§ **TASK GOAL**: Your task is to filter the data below down to the lines holding "color".

§ **RECORDS TO PROCESS**:
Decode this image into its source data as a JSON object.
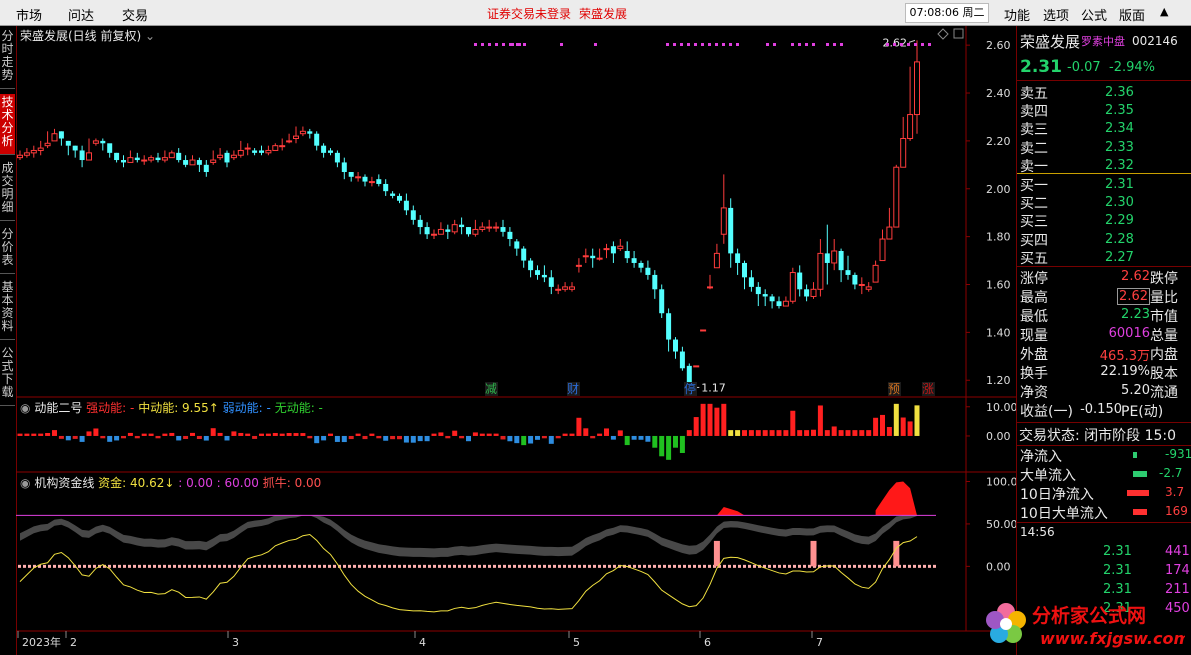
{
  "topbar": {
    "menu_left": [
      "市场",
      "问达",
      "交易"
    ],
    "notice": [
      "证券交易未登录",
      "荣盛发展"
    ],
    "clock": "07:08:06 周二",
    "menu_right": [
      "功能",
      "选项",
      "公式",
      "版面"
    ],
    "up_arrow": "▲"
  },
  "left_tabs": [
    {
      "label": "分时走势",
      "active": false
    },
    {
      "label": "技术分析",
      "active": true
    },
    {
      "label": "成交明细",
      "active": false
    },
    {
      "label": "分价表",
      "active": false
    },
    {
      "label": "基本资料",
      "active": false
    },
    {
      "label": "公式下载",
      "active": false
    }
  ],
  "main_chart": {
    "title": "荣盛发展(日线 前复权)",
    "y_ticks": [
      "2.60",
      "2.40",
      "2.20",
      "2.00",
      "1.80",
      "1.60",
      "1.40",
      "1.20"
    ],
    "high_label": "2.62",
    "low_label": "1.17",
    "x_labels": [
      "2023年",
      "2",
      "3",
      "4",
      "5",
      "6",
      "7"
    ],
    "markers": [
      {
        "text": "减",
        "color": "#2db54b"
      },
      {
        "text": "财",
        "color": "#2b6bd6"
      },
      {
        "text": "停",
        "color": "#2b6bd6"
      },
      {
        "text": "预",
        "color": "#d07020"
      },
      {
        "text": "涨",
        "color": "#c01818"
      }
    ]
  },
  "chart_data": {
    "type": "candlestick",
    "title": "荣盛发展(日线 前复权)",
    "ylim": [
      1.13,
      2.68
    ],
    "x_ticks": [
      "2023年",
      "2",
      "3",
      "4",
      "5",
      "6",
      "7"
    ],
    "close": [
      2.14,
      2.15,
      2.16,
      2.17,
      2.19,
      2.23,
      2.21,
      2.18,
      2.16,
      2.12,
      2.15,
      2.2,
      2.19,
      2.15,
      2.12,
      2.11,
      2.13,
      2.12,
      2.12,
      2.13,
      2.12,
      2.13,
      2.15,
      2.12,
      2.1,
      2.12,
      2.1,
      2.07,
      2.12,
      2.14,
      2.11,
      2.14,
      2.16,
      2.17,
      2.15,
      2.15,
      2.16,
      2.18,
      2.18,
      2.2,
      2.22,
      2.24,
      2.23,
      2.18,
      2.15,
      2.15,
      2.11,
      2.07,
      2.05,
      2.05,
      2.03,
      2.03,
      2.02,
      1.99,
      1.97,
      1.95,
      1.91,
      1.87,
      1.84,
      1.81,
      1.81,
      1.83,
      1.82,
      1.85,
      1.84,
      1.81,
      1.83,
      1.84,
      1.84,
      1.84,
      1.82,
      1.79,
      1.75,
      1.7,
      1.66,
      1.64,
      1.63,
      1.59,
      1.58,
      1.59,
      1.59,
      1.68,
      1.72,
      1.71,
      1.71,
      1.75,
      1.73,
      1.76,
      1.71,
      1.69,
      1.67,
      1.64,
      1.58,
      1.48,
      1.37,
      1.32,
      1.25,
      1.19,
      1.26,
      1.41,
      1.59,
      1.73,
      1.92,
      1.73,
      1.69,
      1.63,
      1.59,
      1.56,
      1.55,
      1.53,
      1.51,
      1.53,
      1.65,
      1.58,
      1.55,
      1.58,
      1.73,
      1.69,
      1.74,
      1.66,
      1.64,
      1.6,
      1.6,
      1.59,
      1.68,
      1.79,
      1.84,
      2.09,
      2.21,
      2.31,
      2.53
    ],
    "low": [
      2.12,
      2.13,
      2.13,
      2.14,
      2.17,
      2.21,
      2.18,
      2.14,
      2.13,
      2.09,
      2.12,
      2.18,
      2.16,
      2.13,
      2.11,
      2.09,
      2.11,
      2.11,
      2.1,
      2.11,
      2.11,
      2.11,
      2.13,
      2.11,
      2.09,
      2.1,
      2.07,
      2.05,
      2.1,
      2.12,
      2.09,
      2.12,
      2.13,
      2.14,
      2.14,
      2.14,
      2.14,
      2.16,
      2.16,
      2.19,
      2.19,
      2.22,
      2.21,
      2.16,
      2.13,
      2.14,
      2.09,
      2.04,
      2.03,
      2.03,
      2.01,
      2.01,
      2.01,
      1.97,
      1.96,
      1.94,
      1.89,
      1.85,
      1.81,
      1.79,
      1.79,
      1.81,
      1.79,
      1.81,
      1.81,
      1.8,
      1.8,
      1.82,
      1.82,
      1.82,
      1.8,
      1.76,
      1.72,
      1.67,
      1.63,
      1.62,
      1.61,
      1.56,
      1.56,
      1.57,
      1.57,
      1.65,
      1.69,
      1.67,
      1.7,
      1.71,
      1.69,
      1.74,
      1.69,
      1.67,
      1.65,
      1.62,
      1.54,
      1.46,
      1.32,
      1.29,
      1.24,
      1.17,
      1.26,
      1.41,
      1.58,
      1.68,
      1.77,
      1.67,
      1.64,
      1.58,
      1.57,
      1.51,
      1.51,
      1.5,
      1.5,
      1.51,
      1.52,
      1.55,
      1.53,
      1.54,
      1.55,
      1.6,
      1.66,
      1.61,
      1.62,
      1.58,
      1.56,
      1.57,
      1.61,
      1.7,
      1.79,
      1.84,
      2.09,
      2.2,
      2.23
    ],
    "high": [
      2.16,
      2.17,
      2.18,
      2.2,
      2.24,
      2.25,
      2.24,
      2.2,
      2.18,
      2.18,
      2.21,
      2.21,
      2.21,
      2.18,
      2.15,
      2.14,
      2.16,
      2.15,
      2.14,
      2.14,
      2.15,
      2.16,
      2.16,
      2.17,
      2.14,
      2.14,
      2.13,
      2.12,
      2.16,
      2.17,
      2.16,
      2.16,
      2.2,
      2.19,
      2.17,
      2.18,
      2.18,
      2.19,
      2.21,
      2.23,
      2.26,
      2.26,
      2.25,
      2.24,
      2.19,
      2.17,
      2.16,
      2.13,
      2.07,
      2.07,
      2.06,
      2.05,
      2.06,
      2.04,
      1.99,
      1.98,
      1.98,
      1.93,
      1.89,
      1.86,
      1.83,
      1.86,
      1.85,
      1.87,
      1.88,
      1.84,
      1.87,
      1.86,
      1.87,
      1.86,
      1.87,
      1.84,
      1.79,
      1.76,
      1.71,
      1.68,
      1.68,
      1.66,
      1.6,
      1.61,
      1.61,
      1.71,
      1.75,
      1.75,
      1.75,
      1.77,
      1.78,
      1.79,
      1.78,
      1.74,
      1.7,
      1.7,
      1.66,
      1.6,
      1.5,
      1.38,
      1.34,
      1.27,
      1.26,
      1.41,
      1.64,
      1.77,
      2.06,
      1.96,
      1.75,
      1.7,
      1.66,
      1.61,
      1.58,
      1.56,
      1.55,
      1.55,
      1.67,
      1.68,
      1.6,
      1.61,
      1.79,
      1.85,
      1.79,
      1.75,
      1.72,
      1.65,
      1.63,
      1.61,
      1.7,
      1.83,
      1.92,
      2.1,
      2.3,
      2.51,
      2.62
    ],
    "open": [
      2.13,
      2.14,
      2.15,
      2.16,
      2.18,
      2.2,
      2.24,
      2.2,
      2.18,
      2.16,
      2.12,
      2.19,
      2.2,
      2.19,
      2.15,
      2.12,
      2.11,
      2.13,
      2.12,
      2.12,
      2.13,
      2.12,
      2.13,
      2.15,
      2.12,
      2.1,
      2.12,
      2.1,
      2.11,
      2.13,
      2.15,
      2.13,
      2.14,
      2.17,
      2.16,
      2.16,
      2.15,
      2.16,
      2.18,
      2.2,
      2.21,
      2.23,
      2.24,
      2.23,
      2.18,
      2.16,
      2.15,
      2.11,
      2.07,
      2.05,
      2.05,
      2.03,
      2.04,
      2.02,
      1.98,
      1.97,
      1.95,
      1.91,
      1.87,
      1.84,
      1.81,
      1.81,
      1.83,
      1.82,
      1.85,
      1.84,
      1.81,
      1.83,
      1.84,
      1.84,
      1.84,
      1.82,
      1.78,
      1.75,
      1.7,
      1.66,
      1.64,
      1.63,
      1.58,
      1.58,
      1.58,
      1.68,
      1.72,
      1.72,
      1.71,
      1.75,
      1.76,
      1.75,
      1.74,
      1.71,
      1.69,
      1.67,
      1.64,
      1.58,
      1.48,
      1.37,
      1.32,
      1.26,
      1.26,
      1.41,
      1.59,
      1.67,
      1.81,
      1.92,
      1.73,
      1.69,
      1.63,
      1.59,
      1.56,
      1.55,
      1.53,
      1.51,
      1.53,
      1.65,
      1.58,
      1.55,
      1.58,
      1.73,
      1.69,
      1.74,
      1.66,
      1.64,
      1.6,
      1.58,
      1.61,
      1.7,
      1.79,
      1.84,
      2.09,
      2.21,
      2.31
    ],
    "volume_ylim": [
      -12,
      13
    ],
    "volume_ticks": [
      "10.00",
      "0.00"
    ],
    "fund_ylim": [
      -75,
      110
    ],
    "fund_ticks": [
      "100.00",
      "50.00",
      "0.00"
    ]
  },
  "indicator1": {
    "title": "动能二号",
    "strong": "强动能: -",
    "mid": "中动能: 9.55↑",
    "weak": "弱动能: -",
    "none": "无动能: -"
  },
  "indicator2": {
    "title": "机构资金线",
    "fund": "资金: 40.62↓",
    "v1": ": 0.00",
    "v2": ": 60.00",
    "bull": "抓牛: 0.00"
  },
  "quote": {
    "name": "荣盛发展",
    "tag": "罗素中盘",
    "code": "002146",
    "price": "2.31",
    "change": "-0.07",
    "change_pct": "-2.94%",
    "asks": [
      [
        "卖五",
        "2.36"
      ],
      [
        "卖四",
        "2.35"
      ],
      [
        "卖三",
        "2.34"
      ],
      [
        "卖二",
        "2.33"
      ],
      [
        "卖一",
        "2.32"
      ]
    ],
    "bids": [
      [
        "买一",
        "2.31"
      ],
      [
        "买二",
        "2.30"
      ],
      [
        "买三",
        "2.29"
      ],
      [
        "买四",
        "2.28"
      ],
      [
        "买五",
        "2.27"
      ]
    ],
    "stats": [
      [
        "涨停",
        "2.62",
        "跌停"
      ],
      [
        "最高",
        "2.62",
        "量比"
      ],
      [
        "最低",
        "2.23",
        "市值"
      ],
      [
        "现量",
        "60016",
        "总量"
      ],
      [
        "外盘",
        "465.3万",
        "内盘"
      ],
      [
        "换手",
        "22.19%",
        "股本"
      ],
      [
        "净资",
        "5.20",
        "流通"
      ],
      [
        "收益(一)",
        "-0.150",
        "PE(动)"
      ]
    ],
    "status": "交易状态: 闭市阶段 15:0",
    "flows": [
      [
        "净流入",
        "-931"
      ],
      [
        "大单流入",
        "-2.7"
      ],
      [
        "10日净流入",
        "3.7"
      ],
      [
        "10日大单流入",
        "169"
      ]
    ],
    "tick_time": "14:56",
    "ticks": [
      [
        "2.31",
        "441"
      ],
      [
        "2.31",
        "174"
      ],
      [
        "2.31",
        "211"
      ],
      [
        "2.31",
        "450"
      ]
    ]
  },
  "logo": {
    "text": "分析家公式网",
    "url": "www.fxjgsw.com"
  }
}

§ **YOUR SOLUTION**:
        "color": "#2db54b"
        "color": "#2b6bd6"
        "color": "#2b6bd6"
        "color": "#d07020"
        "color": "#c01818"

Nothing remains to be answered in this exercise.